Trillions of microorganisms inhabit your gastrointestinal tract, including health-promoting microbes and harmful strains of bacteria, yeast, and parasites. Your gut microbiome is the unique composition of microorganisms in your GI tract, including beneficial microbes and harmful ones. Without enough beneficial microbes or probiotics, your gut can become overrun by harmful microorganisms. Luckily, there are ways you can promote the growth of good bacteria and support a healthy microbial balance.
1. Take Probiotic Supplements
Antibiotics kill both good and bad bacteria indiscriminately, which can disrupt the ability of good bacteria to counter the bad. On the other hand, probiotics have been shown in studies to prevent antibiotic-associated diarrhea in patients of all ages. Probiotic supplements contain live probiotic strains in concentrations typically ranging from 5 to 50 billion colony-forming units (CFUs) per dose. Look for a probiotic supplement containing more than one microbial strain.
2. Add Fermented Foods to Your Diet
Fermented foods like kimchi, sauerkraut, and tempeh are natural sources of probiotics. They also contain prebiotics, fibers that beneficial gut bacteria feed on. Eating fermented foods helps improve the long-term colonization of good microbes, and they’re a healthy source of micronutrients. Try adding fermented drinks to your diet, too, such as kefir or kombucha.
3. Balance Stress Using Relaxation Techniques
The gut is sometimes called a “second brain;” over 100 nerve cells in the gut lining communicate with the rest of the nervous system by releasing hormones. Mental or emotional stress can trigger your gut to release stress hormones, putting you in “fight or flight” mode. When your nervous system remains in this imbalanced state, it upsets the gut’s microbiome balance and favors harmful pathogens’ growth.
Luckily, you can counter stress with relaxation techniques. Try progressive muscle relaxation, deep breathing exercises, or yoga. Journal writing, listening to music, and making time for hobbies you enjoy are also good stress management techniques.
4. Exercise Regularly
Beyond your diet and stress levels, the amount of physical activity you get also affects your gut’s composition. Beneficial gut microbes play a role in the synthesis of lactic acid, which the body creates as a byproduct of muscle training. High-performing athletes are shown to have more diverse gut microbiota compositions, as well as a better balance of good over bad microorganisms. Non-athletes who exercise moderately but on a regular basis can also benefit from better gut microbiome health.

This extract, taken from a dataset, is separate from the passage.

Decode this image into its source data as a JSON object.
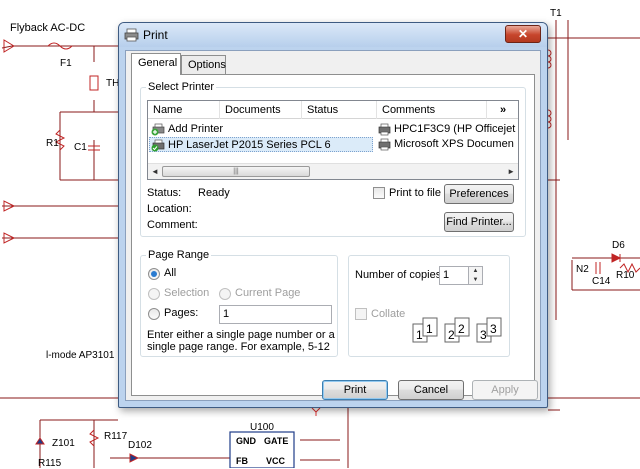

Improving Gut Flora Balance
By eating more fermented foods, supplementing with probiotics, and countering stress, you can improve the makeup of your gut microbiome. By balancing your gut with good microbes, you can lower your risk for certain diseases, reverse digestive ailments and improve nutrient assimilation from food.
To learn how Dr. Stanley Jones can help with balancing your gut microbiome, click here!